Indiana Senate Panel on Immigration Invites Trump Adviser


An Indiana Senate committee will examine immigration issues in the state according to the advice of two lawyers behind some of the strictest proposals against undocumented immigrants.

One is Kansas Secretary of State Kris Kobach, the person who recently suggested to Republican candidate Donald Trump to build a wall on Mexico’s border and make the country pay for it. Kobach also helped form Arizona’s and Alabama’s immigration laws, considered some of the toughest in the country.

The other lawyer will be Dale Wilcox, executive director of Immigration Reform Law Institute, a nonprofit organization which supports immigration restrictions and has strongly opposed President Obama’s own immigration policies.

The two will provide background on state and federal immigration law at the inaugural meeting of Indiana’s immigration committee.
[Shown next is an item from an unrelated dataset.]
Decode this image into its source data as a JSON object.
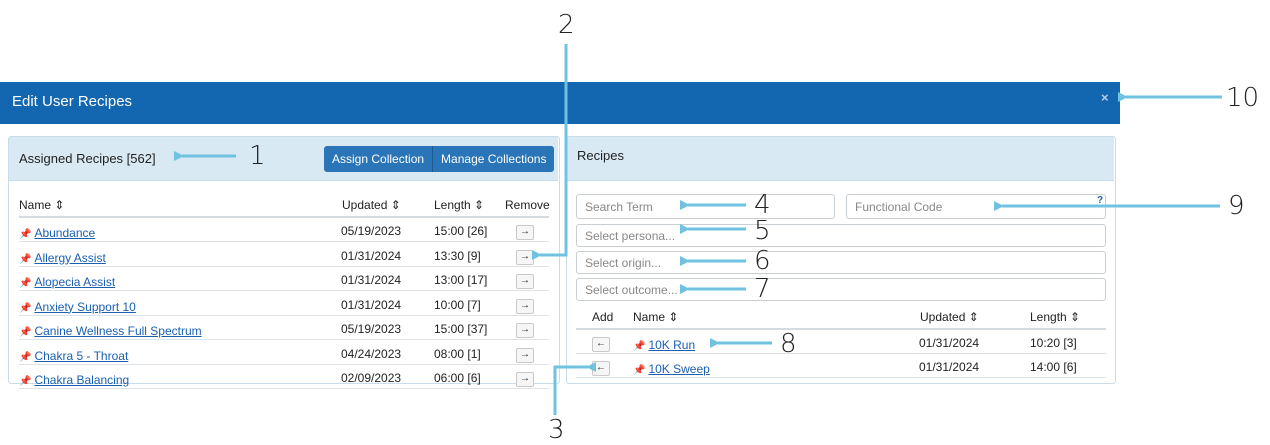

The committee plans to hold six meetings and form recommendations for state immigration policy, both for legal and illegal immigration.

Republican Senate leader Mike Delph will be directing the committee and it will “take a fair and deliberate approach to studying the effects of illegal and legal immigration in Indiana.”

Senate Democratic Leader Tim Lenane, however, said the committee has been created as a sounding board for anti-immigration policies, and “rather than kicking off this series of committee meetings by including all stakeholders, leadership has invited two of the most controversial and dangerous voices in immigration policy to date.”

In 2008, Delph unsuccessfully pushed to require employers to use the federal government’s E-Verify system to check workers’ immigration status, and in 2011 helped pass an immigration law that allowed the arrests of people whose immigration status was questionable.

Delph said he is seeking an update on how much the state spends to support undocumented immigrants, with Republican Gov. Mitch Daniels’ administration estimated that undocumented immigrants cost $130 million in public dollars on expenses such as public schools, state prisons, and health care.

What effect these two lawyers will have on the state’s future policies and the country at large awaits to be seen.